CUMBERLAND — The McCoole Volunteer Fire Department, nearly a million dollars in debt, will no longer be called by the county to respond to emergencies, Allegany County Emergency Services Board officials said Thursday.
Debt was not the only concern at the department, said Dick DeVore, the chairman of the emergency board.
“We will be viewing it as McCoole has ceased operation,” DeVore said. “We will place McCoole out of service.”
Arrangements have been made with the Potomac, Rawlings and Keyser fire companies to provide coverage for McCoole.
“We are committed to basic fire protection for McCoole,” DeVore said.
McCoole residents interested in serving as volunteers will be able to join the other departments, which have agreed to loosen membership requirements.
DeVore discussed the decisions by the board with Allegany County commissioners at their Thursday work session at county offices on Kelly Road.
DeVore said the decision was not a reflection on the department or its members, who have served the county for 60 to 70 years.
“This is not something we take lightly ... our hands are tied. ... We are certainly not bashing the membership,” DeVore said.
“This was a difficult decision for the board.”
The only way the county could help McCoole would have been a significant infusion of cash, DeVore said. The department is about $900,000 in debt and has a $10,000 operating deficit.
Department members suggested a fire tax, but DeVore said that was an unrealistic plan to move forward. DeVore said there was no significant hope to resurrect the department.
Department members told DeVore there had not been a business meeting in eight months due to lack of a quorum.
Insurance on the sole remaining fire truck had also lapsed, and the fire station is in foreclosure, DeVore said. The department had only four active members and has little community support.
Because the department is an independent corporation, the county cannot actually dissolve the department, but the department will no longer be called by dispatchers, DeVore said. He said the emergency services board had been monitoring the McCoole situation for some time.

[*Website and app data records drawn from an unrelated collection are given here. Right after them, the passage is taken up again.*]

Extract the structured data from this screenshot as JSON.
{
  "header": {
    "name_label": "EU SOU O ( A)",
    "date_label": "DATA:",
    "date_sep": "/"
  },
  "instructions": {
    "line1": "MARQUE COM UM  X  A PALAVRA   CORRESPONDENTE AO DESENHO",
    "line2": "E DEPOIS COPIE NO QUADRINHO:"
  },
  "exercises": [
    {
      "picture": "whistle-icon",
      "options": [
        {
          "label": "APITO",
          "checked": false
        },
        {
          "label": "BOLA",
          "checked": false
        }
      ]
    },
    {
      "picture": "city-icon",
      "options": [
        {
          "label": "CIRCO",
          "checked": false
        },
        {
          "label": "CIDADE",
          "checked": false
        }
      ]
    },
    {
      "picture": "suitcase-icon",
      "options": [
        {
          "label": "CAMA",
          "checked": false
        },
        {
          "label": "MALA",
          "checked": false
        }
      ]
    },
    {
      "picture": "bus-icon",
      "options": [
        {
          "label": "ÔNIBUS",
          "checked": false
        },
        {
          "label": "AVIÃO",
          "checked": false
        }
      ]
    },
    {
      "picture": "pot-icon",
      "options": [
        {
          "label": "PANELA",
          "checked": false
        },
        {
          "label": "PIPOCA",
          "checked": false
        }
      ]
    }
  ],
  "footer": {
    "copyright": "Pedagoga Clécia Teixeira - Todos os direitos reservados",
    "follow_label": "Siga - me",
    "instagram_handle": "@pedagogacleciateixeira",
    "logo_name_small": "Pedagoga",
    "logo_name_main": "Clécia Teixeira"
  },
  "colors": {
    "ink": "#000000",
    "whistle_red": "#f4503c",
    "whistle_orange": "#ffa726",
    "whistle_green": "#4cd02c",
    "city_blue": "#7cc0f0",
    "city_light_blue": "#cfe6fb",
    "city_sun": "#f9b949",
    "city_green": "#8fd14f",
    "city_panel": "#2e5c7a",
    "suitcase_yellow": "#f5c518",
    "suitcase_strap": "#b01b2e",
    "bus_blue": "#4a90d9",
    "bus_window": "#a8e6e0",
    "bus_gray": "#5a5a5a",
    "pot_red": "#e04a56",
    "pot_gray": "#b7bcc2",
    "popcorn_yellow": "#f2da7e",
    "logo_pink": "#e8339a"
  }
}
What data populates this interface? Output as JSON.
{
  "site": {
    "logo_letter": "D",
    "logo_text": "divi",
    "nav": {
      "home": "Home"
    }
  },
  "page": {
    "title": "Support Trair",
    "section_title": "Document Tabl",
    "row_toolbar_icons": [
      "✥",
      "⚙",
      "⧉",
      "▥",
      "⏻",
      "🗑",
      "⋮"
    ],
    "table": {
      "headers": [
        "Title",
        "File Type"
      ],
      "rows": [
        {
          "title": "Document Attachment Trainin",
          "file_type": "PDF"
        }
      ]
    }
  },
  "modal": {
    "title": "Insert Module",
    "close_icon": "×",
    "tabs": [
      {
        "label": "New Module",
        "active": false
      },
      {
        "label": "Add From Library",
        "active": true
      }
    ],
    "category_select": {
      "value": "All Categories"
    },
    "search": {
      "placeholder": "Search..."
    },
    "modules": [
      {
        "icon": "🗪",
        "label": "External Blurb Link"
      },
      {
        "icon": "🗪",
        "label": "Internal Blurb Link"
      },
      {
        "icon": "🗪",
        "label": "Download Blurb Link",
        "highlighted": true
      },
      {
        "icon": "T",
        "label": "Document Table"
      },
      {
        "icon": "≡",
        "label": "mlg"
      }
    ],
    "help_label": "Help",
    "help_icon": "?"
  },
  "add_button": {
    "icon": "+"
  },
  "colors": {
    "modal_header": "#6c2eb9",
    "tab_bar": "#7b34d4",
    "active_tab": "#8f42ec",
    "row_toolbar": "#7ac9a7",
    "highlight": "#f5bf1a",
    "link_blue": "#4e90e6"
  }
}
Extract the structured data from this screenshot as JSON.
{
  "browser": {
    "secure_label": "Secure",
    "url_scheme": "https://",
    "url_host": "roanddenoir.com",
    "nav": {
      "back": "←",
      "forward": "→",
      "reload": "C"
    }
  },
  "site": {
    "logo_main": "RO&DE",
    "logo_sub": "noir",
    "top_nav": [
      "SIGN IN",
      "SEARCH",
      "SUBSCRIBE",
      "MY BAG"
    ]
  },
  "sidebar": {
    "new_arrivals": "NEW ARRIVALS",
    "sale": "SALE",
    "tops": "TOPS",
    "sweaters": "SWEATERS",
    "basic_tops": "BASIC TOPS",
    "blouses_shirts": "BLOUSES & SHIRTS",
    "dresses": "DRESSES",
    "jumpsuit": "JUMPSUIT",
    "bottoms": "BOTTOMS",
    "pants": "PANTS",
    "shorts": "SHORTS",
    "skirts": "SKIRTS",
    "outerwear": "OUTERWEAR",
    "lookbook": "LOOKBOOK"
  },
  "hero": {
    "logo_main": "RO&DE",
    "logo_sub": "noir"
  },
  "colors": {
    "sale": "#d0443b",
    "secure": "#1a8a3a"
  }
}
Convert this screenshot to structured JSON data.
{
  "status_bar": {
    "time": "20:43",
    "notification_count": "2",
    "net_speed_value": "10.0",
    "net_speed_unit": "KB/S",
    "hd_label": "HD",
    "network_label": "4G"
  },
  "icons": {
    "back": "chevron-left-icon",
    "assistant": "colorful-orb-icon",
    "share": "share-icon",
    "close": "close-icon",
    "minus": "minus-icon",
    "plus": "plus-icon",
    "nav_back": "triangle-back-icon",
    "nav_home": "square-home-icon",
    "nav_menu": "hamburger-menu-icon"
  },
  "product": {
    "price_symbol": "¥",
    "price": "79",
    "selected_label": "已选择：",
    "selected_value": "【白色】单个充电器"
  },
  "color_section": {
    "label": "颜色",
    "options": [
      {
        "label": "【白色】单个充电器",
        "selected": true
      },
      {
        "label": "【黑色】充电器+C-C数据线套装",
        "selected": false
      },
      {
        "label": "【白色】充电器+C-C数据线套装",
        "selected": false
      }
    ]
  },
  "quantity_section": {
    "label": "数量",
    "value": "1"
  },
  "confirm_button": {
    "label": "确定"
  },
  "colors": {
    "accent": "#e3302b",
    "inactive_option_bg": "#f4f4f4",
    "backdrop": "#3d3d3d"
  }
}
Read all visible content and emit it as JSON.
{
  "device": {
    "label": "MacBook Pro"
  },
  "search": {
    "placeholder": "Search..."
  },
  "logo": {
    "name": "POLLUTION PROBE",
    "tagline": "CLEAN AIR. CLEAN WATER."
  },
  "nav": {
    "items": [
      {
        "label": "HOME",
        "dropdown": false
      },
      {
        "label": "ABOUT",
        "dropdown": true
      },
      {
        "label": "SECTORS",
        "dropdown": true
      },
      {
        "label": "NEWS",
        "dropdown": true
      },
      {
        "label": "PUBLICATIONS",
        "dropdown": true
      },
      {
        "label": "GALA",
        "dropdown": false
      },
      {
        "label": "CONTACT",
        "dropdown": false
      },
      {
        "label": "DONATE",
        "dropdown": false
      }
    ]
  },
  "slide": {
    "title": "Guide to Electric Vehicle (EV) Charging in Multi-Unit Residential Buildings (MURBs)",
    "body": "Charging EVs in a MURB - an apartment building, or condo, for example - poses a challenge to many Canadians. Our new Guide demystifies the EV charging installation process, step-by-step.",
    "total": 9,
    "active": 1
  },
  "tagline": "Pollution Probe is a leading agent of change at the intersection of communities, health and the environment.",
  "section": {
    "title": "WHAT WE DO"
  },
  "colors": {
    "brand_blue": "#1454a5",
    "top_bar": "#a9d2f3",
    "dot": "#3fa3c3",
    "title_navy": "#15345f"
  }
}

One of the problems for the department was that a previous revenue stream, bingo, had dried up.
DeVore said the board is asking for financial documentation from the department for the last three years covering, among other things, county funds, grants and government monies going into the department and records of how the money was spent.
Emergency officials are hoping a McCoole resident will step forward to become a liaison between the community and county emergency officials as they develop a long-term plan for McCoole fire services.
The county could consider a McCoole sub-station at some point, DeVore said.
Contact Matthew Bieniek at firstname.lastname@example.org.